What can you say about an album you’ve owned for a week?
Well, for starters, you can say it’s the first one you’ve had to enter in the blog out of alphabetical order. But it’s still in the B’s, so not too disruptive. (And with the magic of editing post dates, I can slot it into the right spot). @ForeverChanges suddenly got an influx of French pop, and I’m betting he was surprised by how quickly that influx became an outflux. Someone else snagged the Francoise Hardy, which was a surprise to me.
I only really started thinking about Serge Gainsbourg a few years back, when April March’s version of “Chick Habit” became lodged in my skull several years after first hearing it on the Tarantino soundtrack for “Death Proof.” Somehow I knew that wasn’t the original, and tracked down the amazing video of the original by France Gall. Which see:
And from there I learned more about Serge Gainsbourg, whom Allmusic calls “the dirty old man of popular music.” Oh, man, was he not made for the #metoo era. “Regarded as the most important figure in French pop whilst alive, he was renowned for often provocative and scandalous releases which caused uproar in France, dividing his public opinion” says Wikipedia. Yeah. Let’s admit that an older man getting a teenaged France Gall to sing what she seems to have thought was an innocent song about a lollipop when it, uh, wasn’t about that – not cool. And wasn’t really considered cool at the time, though she was hurt by it more than he was. (See: Demon Lizard Patriarchy). Finding young, breathy girl singers was kinda his thing.

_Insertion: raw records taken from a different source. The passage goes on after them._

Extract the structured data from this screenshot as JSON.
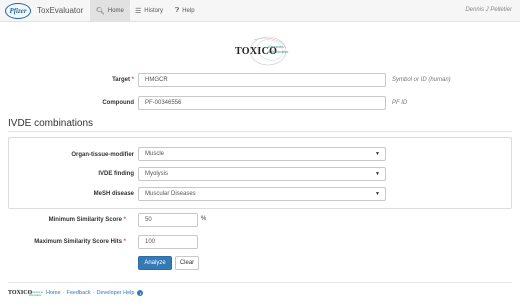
{
  "navbar": {
    "logo_text": "Pfizer",
    "app_name": "ToxEvaluator",
    "tabs": [
      {
        "label": "Home",
        "icon": "search-icon",
        "active": true
      },
      {
        "label": "History",
        "icon": "list-icon",
        "active": false
      },
      {
        "label": "Help",
        "icon": "question-circle-icon",
        "active": false
      }
    ],
    "user": "Dennis J Pelletier"
  },
  "logo": {
    "word": "TOXICO",
    "sub_line1": "Genomics",
    "sub_line2": "& Informatics"
  },
  "form": {
    "target": {
      "label": "Target",
      "required_mark": "*",
      "value": "HMGCR",
      "hint": "Symbol or ID (human)"
    },
    "compound": {
      "label": "Compound",
      "value": "PF-00346556",
      "hint": "PF ID"
    }
  },
  "ivde": {
    "title": "IVDE combinations",
    "organ": {
      "label": "Organ-tissue-modifier",
      "value": "Muscle"
    },
    "finding": {
      "label": "IVDE finding",
      "value": "Myolysis"
    },
    "mesh": {
      "label": "MeSH disease",
      "value": "Muscular Diseases"
    }
  },
  "scores": {
    "min_similarity": {
      "label": "Minimum Similarity Score",
      "required_mark": "*",
      "value": "50",
      "unit": "%"
    },
    "max_hits": {
      "label": "Maximum Similarity Score Hits",
      "required_mark": "*",
      "value": "100"
    }
  },
  "buttons": {
    "analyze": "Analyze",
    "clear": "Clear"
  },
  "footer": {
    "logo_word": "TOXICO",
    "logo_sub": "Genomics & Informatics",
    "links": [
      "Home",
      "Feedback",
      "Developer Help"
    ],
    "separator": "·",
    "info_glyph": "i"
  },
  "colors": {
    "primary": "#337ab7",
    "required": "#d9534f",
    "brand": "#1a67b2"
  }
}
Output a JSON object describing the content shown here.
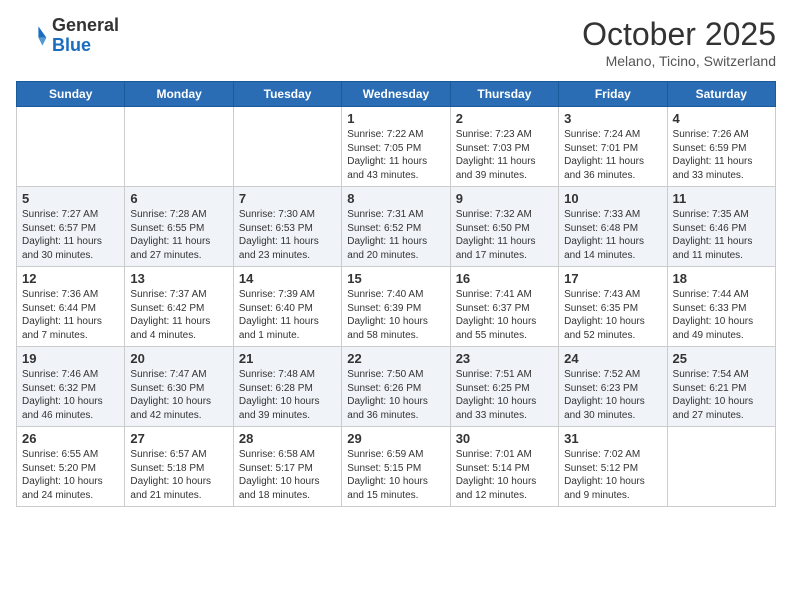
{
  "header": {
    "logo_general": "General",
    "logo_blue": "Blue",
    "month_title": "October 2025",
    "location": "Melano, Ticino, Switzerland"
  },
  "days_of_week": [
    "Sunday",
    "Monday",
    "Tuesday",
    "Wednesday",
    "Thursday",
    "Friday",
    "Saturday"
  ],
  "weeks": [
    [
      {
        "num": "",
        "info": ""
      },
      {
        "num": "",
        "info": ""
      },
      {
        "num": "",
        "info": ""
      },
      {
        "num": "1",
        "info": "Sunrise: 7:22 AM\nSunset: 7:05 PM\nDaylight: 11 hours and 43 minutes."
      },
      {
        "num": "2",
        "info": "Sunrise: 7:23 AM\nSunset: 7:03 PM\nDaylight: 11 hours and 39 minutes."
      },
      {
        "num": "3",
        "info": "Sunrise: 7:24 AM\nSunset: 7:01 PM\nDaylight: 11 hours and 36 minutes."
      },
      {
        "num": "4",
        "info": "Sunrise: 7:26 AM\nSunset: 6:59 PM\nDaylight: 11 hours and 33 minutes."
      }
    ],
    [
      {
        "num": "5",
        "info": "Sunrise: 7:27 AM\nSunset: 6:57 PM\nDaylight: 11 hours and 30 minutes."
      },
      {
        "num": "6",
        "info": "Sunrise: 7:28 AM\nSunset: 6:55 PM\nDaylight: 11 hours and 27 minutes."
      },
      {
        "num": "7",
        "info": "Sunrise: 7:30 AM\nSunset: 6:53 PM\nDaylight: 11 hours and 23 minutes."
      },
      {
        "num": "8",
        "info": "Sunrise: 7:31 AM\nSunset: 6:52 PM\nDaylight: 11 hours and 20 minutes."
      },
      {
        "num": "9",
        "info": "Sunrise: 7:32 AM\nSunset: 6:50 PM\nDaylight: 11 hours and 17 minutes."
      },
      {
        "num": "10",
        "info": "Sunrise: 7:33 AM\nSunset: 6:48 PM\nDaylight: 11 hours and 14 minutes."
      },
      {
        "num": "11",
        "info": "Sunrise: 7:35 AM\nSunset: 6:46 PM\nDaylight: 11 hours and 11 minutes."
      }
    ],
    [
      {
        "num": "12",
        "info": "Sunrise: 7:36 AM\nSunset: 6:44 PM\nDaylight: 11 hours and 7 minutes."
      },
      {
        "num": "13",
        "info": "Sunrise: 7:37 AM\nSunset: 6:42 PM\nDaylight: 11 hours and 4 minutes."
      },
      {
        "num": "14",
        "info": "Sunrise: 7:39 AM\nSunset: 6:40 PM\nDaylight: 11 hours and 1 minute."
      },
      {
        "num": "15",
        "info": "Sunrise: 7:40 AM\nSunset: 6:39 PM\nDaylight: 10 hours and 58 minutes."
      },
      {
        "num": "16",
        "info": "Sunrise: 7:41 AM\nSunset: 6:37 PM\nDaylight: 10 hours and 55 minutes."
      },
      {
        "num": "17",
        "info": "Sunrise: 7:43 AM\nSunset: 6:35 PM\nDaylight: 10 hours and 52 minutes."
      },
      {
        "num": "18",
        "info": "Sunrise: 7:44 AM\nSunset: 6:33 PM\nDaylight: 10 hours and 49 minutes."
      }
    ],
    [
      {
        "num": "19",
        "info": "Sunrise: 7:46 AM\nSunset: 6:32 PM\nDaylight: 10 hours and 46 minutes."
      },
      {
        "num": "20",
        "info": "Sunrise: 7:47 AM\nSunset: 6:30 PM\nDaylight: 10 hours and 42 minutes."
      },
      {
        "num": "21",
        "info": "Sunrise: 7:48 AM\nSunset: 6:28 PM\nDaylight: 10 hours and 39 minutes."
      },
      {
        "num": "22",
        "info": "Sunrise: 7:50 AM\nSunset: 6:26 PM\nDaylight: 10 hours and 36 minutes."
      },
      {
        "num": "23",
        "info": "Sunrise: 7:51 AM\nSunset: 6:25 PM\nDaylight: 10 hours and 33 minutes."
      },
      {
        "num": "24",
        "info": "Sunrise: 7:52 AM\nSunset: 6:23 PM\nDaylight: 10 hours and 30 minutes."
      },
      {
        "num": "25",
        "info": "Sunrise: 7:54 AM\nSunset: 6:21 PM\nDaylight: 10 hours and 27 minutes."
      }
    ],
    [
      {
        "num": "26",
        "info": "Sunrise: 6:55 AM\nSunset: 5:20 PM\nDaylight: 10 hours and 24 minutes."
      },
      {
        "num": "27",
        "info": "Sunrise: 6:57 AM\nSunset: 5:18 PM\nDaylight: 10 hours and 21 minutes."
      },
      {
        "num": "28",
        "info": "Sunrise: 6:58 AM\nSunset: 5:17 PM\nDaylight: 10 hours and 18 minutes."
      },
      {
        "num": "29",
        "info": "Sunrise: 6:59 AM\nSunset: 5:15 PM\nDaylight: 10 hours and 15 minutes."
      },
      {
        "num": "30",
        "info": "Sunrise: 7:01 AM\nSunset: 5:14 PM\nDaylight: 10 hours and 12 minutes."
      },
      {
        "num": "31",
        "info": "Sunrise: 7:02 AM\nSunset: 5:12 PM\nDaylight: 10 hours and 9 minutes."
      },
      {
        "num": "",
        "info": ""
      }
    ]
  ]
}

This album is with/by model/actress/total ‘60s icon Jane Birkin, who was in a relationship with Gainsbourg for more than a decade. This came out in 1969 and went near the top of the French charts, with a mix of playful, sexy, superbly orchestrated pop songs. The hit single Je t’aime… moi non plus, featured explicit lyrics and “simulated sounds of female orgasm.” (How do we know they’re simulated, Wikipedia? But I like that the entry hyperlinks to the definition of “orgasm.”) Yeah, it’s out there – but it was 1969. In fact, that’s the name of one of the songs: “69 année érotique.” ’69, the erotic year. Yeah, that’s what it’s about. I’ve got much more self-indulgent music from 1969; this hardly even registers. It’s fun, and instrumentally sublime.
Hey, guess what, Faithful Readers? We got to the end of the B’s in my collection. The C’s, alas, may also take a while.